→ Task goal:
Every line below that includes the word "JSON" needs to be copied.

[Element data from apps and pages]

_ _ _ _ _ _ _

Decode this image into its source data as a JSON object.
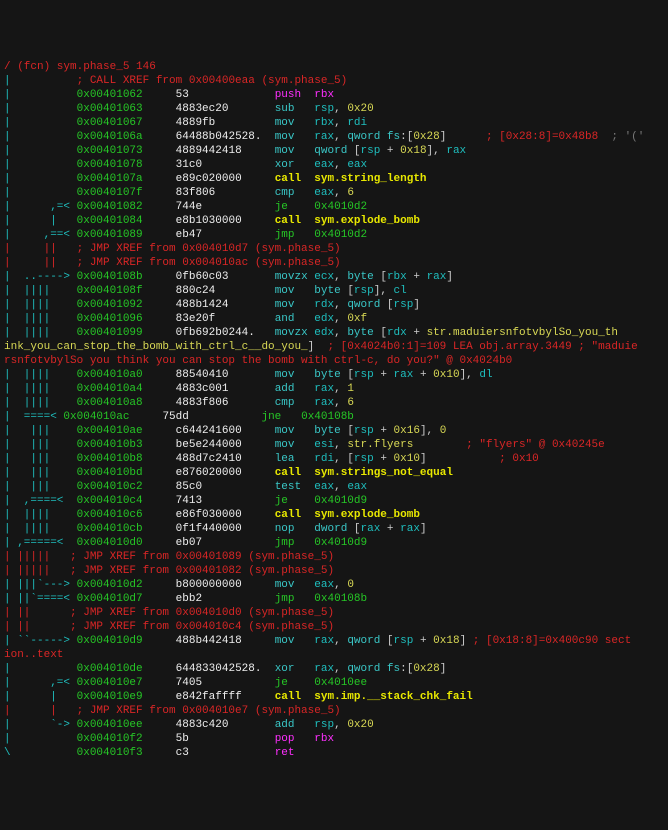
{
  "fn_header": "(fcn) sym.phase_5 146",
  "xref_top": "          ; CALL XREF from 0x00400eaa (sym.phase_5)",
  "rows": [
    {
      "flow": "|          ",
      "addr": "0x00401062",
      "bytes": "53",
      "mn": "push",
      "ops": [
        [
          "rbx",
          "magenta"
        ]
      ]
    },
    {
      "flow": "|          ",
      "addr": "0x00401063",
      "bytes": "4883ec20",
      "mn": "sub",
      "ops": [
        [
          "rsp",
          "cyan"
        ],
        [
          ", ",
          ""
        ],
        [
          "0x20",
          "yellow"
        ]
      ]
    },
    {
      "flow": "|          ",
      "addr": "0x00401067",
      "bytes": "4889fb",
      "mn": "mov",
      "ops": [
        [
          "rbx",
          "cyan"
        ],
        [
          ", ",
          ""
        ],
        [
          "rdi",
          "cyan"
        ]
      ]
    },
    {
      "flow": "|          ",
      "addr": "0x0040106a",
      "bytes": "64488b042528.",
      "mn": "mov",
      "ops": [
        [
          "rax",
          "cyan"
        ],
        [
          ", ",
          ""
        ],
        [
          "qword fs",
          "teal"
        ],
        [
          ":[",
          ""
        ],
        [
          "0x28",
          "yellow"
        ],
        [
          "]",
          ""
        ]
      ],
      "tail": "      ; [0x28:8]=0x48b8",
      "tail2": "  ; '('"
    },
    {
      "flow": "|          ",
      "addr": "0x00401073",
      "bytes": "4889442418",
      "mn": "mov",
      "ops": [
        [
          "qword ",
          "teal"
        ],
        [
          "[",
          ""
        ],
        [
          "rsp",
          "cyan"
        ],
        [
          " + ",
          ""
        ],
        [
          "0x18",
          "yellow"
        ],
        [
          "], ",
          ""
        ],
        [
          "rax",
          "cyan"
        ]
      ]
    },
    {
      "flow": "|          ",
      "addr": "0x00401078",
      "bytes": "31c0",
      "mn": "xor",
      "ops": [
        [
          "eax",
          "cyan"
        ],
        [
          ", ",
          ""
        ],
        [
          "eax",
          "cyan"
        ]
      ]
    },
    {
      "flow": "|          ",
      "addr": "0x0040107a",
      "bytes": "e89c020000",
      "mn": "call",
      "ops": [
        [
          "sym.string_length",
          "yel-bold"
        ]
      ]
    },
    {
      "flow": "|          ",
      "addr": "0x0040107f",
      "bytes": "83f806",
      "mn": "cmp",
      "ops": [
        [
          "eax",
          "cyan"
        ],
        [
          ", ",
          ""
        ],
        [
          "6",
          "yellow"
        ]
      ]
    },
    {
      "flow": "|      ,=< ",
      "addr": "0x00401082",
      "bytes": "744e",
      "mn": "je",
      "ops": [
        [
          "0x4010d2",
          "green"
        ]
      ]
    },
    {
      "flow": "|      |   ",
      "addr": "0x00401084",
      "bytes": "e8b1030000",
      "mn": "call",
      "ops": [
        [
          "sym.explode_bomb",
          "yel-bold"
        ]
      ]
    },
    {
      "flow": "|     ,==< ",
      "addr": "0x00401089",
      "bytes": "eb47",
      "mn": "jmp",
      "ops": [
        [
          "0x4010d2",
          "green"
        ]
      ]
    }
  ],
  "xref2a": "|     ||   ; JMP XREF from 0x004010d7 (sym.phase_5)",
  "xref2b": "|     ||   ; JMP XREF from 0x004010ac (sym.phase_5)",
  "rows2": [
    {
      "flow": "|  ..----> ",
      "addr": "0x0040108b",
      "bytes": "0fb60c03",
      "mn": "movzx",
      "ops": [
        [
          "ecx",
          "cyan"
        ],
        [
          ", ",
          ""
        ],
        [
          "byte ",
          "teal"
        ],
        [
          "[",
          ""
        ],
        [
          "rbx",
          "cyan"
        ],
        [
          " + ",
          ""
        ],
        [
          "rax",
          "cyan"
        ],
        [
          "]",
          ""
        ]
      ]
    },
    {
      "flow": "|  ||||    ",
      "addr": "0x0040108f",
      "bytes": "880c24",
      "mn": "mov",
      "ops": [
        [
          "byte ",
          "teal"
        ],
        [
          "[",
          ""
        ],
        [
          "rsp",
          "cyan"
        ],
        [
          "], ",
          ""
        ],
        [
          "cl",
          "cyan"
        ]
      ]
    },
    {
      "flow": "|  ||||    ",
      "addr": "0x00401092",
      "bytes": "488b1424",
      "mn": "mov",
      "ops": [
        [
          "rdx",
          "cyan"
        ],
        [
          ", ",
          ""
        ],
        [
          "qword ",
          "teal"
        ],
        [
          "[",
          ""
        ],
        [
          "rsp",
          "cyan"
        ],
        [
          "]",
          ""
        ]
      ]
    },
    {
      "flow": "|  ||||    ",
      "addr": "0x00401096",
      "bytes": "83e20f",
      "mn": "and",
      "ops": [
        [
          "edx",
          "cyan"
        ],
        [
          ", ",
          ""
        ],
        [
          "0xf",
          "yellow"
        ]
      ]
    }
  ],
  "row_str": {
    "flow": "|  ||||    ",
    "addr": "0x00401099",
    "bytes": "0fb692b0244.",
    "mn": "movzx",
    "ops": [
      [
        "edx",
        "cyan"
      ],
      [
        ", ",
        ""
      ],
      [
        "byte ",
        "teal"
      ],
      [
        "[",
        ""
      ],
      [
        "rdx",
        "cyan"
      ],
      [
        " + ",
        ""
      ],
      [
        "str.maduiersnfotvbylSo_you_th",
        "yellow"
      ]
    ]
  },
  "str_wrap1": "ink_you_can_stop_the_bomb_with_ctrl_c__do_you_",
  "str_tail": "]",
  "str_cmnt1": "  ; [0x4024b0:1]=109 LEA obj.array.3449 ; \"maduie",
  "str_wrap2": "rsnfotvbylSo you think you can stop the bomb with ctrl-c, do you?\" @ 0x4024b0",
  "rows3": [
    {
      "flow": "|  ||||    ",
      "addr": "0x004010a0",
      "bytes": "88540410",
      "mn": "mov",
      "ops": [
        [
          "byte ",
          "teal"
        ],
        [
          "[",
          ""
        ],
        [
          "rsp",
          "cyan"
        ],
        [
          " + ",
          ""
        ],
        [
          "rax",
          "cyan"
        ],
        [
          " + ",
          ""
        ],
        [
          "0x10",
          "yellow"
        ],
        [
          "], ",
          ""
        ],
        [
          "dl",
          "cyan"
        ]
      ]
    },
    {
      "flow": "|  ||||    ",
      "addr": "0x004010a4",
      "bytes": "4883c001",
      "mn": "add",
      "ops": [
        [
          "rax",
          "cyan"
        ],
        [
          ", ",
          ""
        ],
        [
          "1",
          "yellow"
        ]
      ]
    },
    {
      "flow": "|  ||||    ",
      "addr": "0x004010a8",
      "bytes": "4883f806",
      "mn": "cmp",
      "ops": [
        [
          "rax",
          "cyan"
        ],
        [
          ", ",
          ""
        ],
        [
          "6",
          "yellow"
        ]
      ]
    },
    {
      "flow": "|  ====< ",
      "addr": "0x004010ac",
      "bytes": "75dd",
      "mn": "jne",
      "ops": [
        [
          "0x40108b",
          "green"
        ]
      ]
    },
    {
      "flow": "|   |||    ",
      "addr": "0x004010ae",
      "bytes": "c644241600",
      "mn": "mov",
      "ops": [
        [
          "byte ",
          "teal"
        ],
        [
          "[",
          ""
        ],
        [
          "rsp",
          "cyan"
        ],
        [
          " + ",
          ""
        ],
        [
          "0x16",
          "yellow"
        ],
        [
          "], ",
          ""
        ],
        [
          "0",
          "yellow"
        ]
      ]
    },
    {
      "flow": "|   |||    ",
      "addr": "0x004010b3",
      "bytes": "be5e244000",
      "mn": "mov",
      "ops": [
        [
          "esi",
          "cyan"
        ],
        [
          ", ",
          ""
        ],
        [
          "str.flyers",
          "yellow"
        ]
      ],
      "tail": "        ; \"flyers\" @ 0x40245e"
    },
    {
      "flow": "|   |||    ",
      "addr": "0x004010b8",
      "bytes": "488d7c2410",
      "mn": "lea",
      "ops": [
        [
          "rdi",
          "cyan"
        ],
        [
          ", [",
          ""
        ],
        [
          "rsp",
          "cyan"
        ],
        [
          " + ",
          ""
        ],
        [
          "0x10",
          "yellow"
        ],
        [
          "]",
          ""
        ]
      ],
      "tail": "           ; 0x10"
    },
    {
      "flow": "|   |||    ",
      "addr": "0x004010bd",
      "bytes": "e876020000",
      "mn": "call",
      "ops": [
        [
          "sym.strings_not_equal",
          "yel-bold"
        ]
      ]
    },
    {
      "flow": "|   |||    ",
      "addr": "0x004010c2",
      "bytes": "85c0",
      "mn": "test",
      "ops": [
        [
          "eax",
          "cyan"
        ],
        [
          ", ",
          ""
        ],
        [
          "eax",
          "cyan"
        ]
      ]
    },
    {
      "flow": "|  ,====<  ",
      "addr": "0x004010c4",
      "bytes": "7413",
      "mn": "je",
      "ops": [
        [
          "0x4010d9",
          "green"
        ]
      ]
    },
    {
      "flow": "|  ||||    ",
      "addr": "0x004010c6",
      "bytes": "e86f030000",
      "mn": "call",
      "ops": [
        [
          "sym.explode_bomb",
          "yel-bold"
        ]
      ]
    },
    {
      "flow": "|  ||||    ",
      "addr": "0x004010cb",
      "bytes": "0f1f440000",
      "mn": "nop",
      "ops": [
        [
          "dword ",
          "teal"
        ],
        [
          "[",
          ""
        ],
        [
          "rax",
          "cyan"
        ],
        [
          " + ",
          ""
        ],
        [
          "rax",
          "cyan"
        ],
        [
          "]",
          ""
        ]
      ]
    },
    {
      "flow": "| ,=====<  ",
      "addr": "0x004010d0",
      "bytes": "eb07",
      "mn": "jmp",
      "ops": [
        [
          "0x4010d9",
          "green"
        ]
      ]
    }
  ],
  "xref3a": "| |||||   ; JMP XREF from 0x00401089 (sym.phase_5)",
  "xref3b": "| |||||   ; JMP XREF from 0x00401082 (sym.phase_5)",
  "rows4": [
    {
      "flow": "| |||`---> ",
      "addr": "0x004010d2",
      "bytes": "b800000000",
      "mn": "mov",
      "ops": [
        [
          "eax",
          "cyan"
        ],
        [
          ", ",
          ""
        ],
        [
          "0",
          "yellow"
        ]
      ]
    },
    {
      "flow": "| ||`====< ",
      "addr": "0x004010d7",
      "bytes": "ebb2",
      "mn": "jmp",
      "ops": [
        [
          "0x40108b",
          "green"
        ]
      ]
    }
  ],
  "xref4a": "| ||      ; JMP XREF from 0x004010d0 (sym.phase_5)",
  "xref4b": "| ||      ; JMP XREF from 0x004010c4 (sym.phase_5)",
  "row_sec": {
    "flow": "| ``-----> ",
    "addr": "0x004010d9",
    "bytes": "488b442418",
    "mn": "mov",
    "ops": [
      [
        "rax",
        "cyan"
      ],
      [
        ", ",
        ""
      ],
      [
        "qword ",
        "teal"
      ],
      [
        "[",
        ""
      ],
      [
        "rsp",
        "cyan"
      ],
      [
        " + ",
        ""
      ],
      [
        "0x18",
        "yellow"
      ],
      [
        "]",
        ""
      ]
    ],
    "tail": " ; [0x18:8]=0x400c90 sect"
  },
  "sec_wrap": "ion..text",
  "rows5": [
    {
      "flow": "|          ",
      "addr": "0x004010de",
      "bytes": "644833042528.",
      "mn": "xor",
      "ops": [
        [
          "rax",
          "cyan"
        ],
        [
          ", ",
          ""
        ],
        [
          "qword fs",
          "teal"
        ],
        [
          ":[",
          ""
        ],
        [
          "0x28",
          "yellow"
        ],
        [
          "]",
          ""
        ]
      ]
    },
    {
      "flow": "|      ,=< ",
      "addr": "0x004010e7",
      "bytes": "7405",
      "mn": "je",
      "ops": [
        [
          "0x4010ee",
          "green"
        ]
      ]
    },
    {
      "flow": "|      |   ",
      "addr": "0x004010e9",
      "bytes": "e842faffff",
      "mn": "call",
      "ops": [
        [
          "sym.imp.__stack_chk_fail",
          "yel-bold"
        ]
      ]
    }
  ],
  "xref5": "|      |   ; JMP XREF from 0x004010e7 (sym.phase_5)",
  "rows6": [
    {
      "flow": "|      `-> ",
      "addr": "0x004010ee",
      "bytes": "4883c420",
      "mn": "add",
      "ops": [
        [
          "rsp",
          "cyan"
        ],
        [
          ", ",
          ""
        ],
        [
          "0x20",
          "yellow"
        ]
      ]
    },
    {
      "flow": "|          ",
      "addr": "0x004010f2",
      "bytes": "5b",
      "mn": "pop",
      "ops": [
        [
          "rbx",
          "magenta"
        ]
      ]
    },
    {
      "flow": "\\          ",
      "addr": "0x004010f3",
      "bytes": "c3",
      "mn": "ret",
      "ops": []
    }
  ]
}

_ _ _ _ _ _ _

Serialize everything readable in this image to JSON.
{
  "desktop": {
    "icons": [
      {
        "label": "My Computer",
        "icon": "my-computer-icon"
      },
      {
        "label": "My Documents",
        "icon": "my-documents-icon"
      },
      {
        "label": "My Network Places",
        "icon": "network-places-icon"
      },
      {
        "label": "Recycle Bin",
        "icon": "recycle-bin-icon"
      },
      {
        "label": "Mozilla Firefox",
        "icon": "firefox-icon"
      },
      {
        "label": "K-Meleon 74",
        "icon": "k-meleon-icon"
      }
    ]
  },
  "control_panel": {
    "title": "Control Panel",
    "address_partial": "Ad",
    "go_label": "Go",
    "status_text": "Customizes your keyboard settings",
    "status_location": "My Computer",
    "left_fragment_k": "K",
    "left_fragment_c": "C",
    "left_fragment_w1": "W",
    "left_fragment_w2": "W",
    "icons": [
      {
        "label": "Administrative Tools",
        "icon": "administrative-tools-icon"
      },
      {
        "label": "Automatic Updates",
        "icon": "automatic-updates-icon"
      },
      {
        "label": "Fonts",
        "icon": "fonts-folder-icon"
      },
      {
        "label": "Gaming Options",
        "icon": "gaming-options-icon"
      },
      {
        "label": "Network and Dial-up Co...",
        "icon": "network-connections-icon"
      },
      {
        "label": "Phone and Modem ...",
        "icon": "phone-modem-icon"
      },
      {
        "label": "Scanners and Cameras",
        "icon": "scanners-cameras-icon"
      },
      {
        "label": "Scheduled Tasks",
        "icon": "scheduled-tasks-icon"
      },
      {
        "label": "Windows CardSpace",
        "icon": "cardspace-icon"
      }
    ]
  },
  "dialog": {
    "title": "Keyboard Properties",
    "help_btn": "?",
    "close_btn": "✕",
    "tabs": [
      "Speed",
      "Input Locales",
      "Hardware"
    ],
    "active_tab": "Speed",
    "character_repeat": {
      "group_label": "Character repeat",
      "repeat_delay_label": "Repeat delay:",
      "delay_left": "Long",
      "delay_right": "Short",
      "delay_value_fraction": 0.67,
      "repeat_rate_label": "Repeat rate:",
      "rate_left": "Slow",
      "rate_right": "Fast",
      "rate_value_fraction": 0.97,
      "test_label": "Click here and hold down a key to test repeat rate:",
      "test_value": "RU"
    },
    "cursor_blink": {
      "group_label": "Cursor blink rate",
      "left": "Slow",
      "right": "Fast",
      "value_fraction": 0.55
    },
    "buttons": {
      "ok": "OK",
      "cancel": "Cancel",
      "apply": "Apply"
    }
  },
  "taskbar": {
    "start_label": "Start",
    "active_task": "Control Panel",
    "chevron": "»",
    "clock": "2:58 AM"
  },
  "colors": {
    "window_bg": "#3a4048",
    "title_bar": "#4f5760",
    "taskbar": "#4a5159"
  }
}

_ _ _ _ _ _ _

→ Answer box:
Decode this image into its source data as a JSON object.
Serialize everything readable in this image to JSON.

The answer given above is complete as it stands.